● **Exercise directions**
For this exercise, repeat the whole listing below exactly. Leave the pictures out.

● **Given data**
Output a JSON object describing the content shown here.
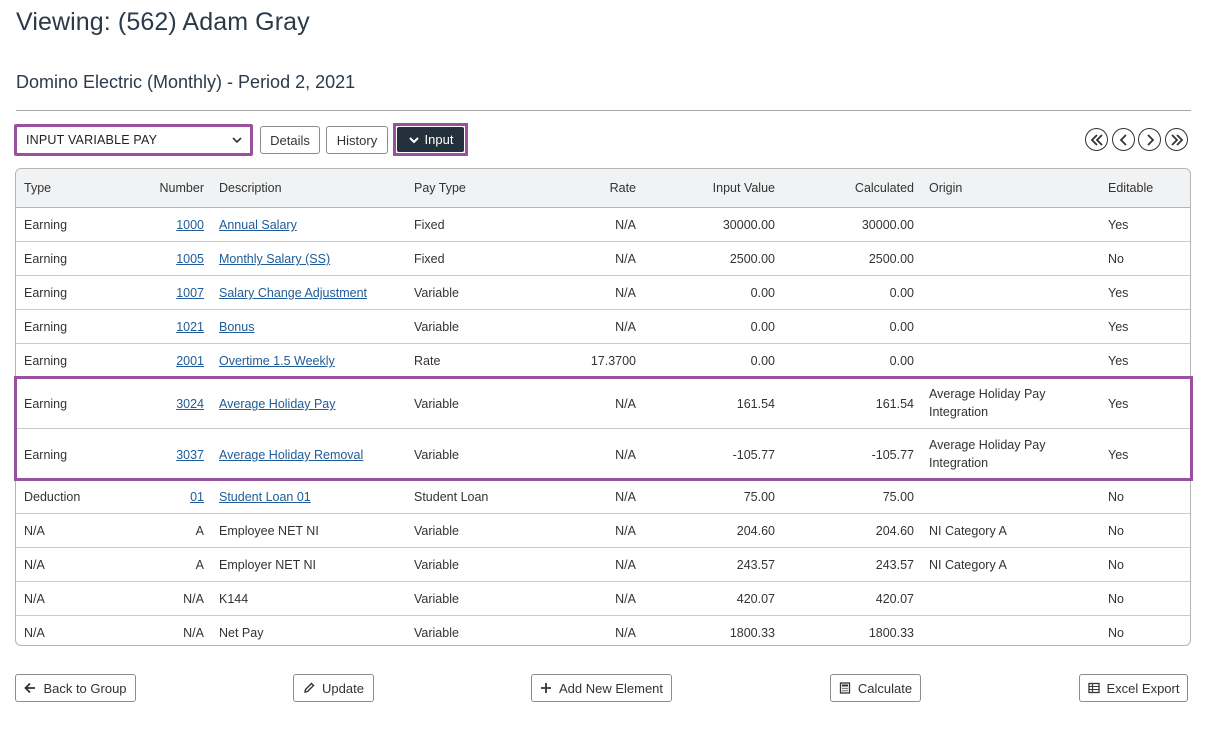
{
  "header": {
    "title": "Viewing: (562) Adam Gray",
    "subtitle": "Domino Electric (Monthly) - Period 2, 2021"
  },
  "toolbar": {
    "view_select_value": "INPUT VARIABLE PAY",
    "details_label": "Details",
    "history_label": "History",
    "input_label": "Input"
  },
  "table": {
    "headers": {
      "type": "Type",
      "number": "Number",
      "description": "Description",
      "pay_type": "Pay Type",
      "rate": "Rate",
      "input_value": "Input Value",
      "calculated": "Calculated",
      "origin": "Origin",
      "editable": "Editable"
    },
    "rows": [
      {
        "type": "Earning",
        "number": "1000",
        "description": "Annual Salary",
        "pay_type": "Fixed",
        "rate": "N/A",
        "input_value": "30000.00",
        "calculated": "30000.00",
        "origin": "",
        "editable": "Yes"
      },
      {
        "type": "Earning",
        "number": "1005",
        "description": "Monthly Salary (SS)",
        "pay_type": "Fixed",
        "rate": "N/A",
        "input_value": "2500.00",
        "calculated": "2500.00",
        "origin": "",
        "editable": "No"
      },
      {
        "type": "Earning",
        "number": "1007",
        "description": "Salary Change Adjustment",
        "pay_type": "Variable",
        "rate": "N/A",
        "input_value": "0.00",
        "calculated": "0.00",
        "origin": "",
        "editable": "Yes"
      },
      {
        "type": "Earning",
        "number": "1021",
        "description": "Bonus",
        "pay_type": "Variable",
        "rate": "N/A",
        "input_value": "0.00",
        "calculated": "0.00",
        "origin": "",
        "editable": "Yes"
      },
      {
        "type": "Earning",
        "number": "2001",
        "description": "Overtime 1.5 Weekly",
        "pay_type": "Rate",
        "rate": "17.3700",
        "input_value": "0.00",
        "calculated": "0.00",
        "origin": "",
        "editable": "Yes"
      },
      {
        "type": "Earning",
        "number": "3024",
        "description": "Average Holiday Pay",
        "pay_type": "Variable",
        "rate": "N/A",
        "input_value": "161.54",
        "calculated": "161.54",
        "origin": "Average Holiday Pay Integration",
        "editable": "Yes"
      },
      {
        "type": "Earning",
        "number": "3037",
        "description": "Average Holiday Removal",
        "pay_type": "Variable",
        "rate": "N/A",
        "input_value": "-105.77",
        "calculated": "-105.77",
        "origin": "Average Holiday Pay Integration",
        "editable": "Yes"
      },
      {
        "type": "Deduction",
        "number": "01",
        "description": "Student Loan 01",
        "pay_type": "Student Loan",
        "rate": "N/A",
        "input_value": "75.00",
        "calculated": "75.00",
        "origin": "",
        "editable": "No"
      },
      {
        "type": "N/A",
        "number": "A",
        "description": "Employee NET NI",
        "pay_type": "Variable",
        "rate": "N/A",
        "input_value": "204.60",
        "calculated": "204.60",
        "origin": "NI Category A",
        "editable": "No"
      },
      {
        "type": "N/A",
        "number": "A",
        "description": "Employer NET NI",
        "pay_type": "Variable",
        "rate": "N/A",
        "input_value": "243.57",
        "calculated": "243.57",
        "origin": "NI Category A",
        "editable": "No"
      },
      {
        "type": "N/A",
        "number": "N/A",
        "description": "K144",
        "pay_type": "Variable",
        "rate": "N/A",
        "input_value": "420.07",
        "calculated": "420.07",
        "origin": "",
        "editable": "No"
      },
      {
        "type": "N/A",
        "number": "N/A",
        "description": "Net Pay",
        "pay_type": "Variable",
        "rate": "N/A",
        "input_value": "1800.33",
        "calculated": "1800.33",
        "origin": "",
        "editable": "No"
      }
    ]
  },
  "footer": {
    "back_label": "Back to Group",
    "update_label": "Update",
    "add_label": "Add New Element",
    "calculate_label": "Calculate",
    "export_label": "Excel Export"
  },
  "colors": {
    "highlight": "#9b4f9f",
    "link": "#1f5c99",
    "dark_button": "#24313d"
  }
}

● **Response to the task**
Output a JSON object describing the content shown here.
{
  "header": {
    "title": "Viewing: (562) Adam Gray",
    "subtitle": "Domino Electric (Monthly) - Period 2, 2021"
  },
  "toolbar": {
    "view_select_value": "INPUT VARIABLE PAY",
    "details_label": "Details",
    "history_label": "History",
    "input_label": "Input"
  },
  "table": {
    "headers": {
      "type": "Type",
      "number": "Number",
      "description": "Description",
      "pay_type": "Pay Type",
      "rate": "Rate",
      "input_value": "Input Value",
      "calculated": "Calculated",
      "origin": "Origin",
      "editable": "Editable"
    },
    "rows": [
      {
        "type": "Earning",
        "number": "1000",
        "description": "Annual Salary",
        "pay_type": "Fixed",
        "rate": "N/A",
        "input_value": "30000.00",
        "calculated": "30000.00",
        "origin": "",
        "editable": "Yes"
      },
      {
        "type": "Earning",
        "number": "1005",
        "description": "Monthly Salary (SS)",
        "pay_type": "Fixed",
        "rate": "N/A",
        "input_value": "2500.00",
        "calculated": "2500.00",
        "origin": "",
        "editable": "No"
      },
      {
        "type": "Earning",
        "number": "1007",
        "description": "Salary Change Adjustment",
        "pay_type": "Variable",
        "rate": "N/A",
        "input_value": "0.00",
        "calculated": "0.00",
        "origin": "",
        "editable": "Yes"
      },
      {
        "type": "Earning",
        "number": "1021",
        "description": "Bonus",
        "pay_type": "Variable",
        "rate": "N/A",
        "input_value": "0.00",
        "calculated": "0.00",
        "origin": "",
        "editable": "Yes"
      },
      {
        "type": "Earning",
        "number": "2001",
        "description": "Overtime 1.5 Weekly",
        "pay_type": "Rate",
        "rate": "17.3700",
        "input_value": "0.00",
        "calculated": "0.00",
        "origin": "",
        "editable": "Yes"
      },
      {
        "type": "Earning",
        "number": "3024",
        "description": "Average Holiday Pay",
        "pay_type": "Variable",
        "rate": "N/A",
        "input_value": "161.54",
        "calculated": "161.54",
        "origin": "Average Holiday Pay Integration",
        "editable": "Yes"
      },
      {
        "type": "Earning",
        "number": "3037",
        "description": "Average Holiday Removal",
        "pay_type": "Variable",
        "rate": "N/A",
        "input_value": "-105.77",
        "calculated": "-105.77",
        "origin": "Average Holiday Pay Integration",
        "editable": "Yes"
      },
      {
        "type": "Deduction",
        "number": "01",
        "description": "Student Loan 01",
        "pay_type": "Student Loan",
        "rate": "N/A",
        "input_value": "75.00",
        "calculated": "75.00",
        "origin": "",
        "editable": "No"
      },
      {
        "type": "N/A",
        "number": "A",
        "description": "Employee NET NI",
        "pay_type": "Variable",
        "rate": "N/A",
        "input_value": "204.60",
        "calculated": "204.60",
        "origin": "NI Category A",
        "editable": "No"
      },
      {
        "type": "N/A",
        "number": "A",
        "description": "Employer NET NI",
        "pay_type": "Variable",
        "rate": "N/A",
        "input_value": "243.57",
        "calculated": "243.57",
        "origin": "NI Category A",
        "editable": "No"
      },
      {
        "type": "N/A",
        "number": "N/A",
        "description": "K144",
        "pay_type": "Variable",
        "rate": "N/A",
        "input_value": "420.07",
        "calculated": "420.07",
        "origin": "",
        "editable": "No"
      },
      {
        "type": "N/A",
        "number": "N/A",
        "description": "Net Pay",
        "pay_type": "Variable",
        "rate": "N/A",
        "input_value": "1800.33",
        "calculated": "1800.33",
        "origin": "",
        "editable": "No"
      }
    ]
  },
  "footer": {
    "back_label": "Back to Group",
    "update_label": "Update",
    "add_label": "Add New Element",
    "calculate_label": "Calculate",
    "export_label": "Excel Export"
  },
  "colors": {
    "highlight": "#9b4f9f",
    "link": "#1f5c99",
    "dark_button": "#24313d"
  }
}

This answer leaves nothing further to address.